Two-handed exploration of post-apartheid South Africa at the Edinburgh Festival Fringe
This article is from 2014.
Hayani means 'home' in one of the languages sprinkled throughout this sprawling journey through the post-apartheid years in South Africa. And while performers Atandwa Kani and Nat Ramabulana have an abundance of energy and talent, their show could benefit from a firm directorial hand shaping the material for an audience that is unfamiliar with the fine detail of what that home feels like.
If you are going to jump between very specific characters and situations, those of us who do not know one Joburg suburb from another need a bit more help. It took me ages to work out which character was black and which was white. And while the comedy of some was universal – a white teenager trying to be down with his cool black friends, speaking the South African equivalent of gangsta Mockney, is always going to be funny – other bits sailed over my head.
It was exasperating: these guys had a powerful presence and it was clear that those who knew the references loved what they saw. But for the less knowledgeable among us, it was an opportunity missed.

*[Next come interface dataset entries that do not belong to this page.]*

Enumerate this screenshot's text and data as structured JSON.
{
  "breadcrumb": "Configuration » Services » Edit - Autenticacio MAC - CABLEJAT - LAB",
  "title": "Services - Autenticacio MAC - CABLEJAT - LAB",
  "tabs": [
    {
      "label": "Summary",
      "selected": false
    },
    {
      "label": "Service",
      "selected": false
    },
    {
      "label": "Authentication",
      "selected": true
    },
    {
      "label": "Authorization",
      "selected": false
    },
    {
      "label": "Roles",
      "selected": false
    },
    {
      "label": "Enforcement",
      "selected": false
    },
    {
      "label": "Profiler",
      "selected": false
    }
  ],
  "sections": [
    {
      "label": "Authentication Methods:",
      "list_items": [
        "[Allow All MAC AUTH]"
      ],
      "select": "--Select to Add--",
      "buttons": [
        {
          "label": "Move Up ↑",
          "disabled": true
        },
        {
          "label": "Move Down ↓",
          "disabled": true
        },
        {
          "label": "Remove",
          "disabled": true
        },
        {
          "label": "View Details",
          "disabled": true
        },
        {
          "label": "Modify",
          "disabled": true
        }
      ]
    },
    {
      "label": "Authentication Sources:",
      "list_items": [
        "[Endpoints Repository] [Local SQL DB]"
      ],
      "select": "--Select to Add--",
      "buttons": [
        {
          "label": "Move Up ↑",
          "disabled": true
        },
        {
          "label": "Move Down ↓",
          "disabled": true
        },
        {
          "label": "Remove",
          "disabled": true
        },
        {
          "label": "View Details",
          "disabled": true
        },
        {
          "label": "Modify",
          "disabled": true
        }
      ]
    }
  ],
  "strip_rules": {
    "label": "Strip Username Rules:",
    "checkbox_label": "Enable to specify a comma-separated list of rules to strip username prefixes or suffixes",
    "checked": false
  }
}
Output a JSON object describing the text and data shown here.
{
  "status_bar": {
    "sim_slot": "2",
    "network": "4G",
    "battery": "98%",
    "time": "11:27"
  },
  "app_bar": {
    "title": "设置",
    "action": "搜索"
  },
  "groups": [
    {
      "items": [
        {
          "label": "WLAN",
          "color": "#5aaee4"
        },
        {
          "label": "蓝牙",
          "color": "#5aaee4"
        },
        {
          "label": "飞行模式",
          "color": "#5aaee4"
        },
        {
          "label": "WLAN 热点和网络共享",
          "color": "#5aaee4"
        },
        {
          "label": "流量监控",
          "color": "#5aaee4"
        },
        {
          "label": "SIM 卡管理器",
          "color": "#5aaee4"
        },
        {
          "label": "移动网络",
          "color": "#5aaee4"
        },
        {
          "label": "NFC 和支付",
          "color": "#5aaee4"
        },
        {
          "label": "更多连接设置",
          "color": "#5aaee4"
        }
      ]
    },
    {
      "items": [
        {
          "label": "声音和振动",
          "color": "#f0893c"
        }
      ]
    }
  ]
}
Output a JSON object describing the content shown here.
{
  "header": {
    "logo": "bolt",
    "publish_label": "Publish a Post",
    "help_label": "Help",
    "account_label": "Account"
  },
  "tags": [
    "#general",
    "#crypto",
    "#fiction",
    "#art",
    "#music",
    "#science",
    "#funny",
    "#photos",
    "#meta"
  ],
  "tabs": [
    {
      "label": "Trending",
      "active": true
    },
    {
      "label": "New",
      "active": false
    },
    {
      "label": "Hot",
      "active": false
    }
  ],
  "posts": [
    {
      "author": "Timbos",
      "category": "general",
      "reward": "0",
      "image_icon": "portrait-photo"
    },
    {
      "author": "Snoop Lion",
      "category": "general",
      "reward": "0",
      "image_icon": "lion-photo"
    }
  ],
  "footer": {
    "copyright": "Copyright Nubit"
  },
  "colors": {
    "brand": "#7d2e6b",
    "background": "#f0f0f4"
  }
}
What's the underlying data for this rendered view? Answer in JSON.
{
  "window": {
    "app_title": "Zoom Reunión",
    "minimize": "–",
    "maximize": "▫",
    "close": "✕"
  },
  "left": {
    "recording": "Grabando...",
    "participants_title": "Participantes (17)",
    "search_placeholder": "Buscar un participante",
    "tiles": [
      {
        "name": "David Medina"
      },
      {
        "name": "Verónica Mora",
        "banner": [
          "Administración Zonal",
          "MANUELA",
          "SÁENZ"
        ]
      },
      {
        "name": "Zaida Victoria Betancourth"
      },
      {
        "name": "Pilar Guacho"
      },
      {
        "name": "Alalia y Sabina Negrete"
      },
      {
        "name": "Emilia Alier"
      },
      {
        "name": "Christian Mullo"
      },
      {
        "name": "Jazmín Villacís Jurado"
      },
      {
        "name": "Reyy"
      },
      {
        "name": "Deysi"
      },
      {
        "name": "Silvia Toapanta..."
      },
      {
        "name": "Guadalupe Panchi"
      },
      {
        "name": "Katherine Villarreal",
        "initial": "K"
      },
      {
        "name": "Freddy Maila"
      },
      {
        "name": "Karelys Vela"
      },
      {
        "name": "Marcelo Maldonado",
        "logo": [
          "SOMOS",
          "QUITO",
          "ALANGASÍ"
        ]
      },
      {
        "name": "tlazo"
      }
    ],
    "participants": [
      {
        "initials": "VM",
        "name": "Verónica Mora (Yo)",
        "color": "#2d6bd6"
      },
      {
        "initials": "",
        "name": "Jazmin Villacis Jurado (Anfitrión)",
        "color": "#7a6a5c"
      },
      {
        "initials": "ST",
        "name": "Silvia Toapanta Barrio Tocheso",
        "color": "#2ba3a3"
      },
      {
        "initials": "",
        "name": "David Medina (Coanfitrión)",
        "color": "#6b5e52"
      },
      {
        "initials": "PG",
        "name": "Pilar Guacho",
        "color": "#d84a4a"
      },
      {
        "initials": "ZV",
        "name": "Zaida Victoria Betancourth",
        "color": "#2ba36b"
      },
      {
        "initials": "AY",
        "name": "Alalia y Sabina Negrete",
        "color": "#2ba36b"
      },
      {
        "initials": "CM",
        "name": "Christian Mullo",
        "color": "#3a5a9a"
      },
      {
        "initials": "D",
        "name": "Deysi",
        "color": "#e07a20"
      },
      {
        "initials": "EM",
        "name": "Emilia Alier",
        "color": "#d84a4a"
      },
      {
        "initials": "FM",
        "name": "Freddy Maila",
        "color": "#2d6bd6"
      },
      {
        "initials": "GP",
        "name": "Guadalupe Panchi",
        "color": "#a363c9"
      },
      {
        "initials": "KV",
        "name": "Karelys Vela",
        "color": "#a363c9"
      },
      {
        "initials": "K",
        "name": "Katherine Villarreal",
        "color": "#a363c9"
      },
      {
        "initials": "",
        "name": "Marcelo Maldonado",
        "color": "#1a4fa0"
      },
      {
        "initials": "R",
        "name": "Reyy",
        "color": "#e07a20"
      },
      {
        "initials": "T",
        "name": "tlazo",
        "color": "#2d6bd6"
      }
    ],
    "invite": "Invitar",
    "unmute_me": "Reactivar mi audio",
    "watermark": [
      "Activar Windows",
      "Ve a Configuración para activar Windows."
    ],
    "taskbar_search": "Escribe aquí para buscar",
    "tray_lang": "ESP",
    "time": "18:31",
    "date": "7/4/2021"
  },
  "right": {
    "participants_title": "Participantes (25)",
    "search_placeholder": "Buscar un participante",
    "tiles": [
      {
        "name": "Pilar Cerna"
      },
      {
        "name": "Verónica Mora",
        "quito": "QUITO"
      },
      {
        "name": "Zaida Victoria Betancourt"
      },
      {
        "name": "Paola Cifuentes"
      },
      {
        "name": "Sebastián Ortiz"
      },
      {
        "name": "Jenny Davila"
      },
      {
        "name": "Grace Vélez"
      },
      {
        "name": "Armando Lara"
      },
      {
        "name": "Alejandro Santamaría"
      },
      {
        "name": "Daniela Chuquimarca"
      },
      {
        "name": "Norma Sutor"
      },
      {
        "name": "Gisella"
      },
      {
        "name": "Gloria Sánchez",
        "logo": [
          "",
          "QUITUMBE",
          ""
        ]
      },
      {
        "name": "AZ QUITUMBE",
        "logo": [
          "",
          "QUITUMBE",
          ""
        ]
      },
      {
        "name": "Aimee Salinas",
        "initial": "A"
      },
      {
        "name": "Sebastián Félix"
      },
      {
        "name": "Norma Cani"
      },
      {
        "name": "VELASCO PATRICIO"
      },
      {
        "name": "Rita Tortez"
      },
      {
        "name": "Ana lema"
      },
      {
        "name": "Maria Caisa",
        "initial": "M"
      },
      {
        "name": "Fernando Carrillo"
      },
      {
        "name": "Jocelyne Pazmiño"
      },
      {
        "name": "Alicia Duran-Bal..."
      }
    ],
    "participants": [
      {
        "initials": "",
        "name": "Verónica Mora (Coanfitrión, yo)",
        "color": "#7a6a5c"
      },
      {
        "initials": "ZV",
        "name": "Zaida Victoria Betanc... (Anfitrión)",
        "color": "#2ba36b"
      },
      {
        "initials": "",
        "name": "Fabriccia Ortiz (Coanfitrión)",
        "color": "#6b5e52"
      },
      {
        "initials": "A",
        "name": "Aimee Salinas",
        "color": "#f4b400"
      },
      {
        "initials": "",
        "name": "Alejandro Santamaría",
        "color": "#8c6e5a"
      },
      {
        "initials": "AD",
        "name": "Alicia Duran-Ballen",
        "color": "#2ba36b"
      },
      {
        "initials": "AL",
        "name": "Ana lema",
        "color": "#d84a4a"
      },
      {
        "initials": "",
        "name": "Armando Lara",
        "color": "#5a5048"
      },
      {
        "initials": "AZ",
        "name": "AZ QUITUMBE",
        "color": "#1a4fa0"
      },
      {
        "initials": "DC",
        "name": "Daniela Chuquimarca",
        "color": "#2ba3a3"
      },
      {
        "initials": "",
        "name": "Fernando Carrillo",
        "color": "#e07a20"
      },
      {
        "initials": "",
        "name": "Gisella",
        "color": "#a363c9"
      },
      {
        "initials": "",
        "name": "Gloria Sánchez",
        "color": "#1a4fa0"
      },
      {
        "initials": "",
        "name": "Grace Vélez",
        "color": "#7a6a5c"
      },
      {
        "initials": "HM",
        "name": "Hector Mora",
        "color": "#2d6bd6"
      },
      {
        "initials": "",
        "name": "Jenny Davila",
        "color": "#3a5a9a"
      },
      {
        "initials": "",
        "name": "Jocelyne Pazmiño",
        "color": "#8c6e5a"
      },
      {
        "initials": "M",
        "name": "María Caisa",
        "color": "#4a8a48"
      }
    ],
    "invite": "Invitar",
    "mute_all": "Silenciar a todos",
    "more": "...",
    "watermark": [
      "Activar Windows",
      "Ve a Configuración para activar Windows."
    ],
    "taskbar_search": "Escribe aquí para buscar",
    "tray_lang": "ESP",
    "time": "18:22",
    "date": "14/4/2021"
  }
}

Assembly George Square, 0131 623 3030, until 25 Aug (not 11), £13 (£12).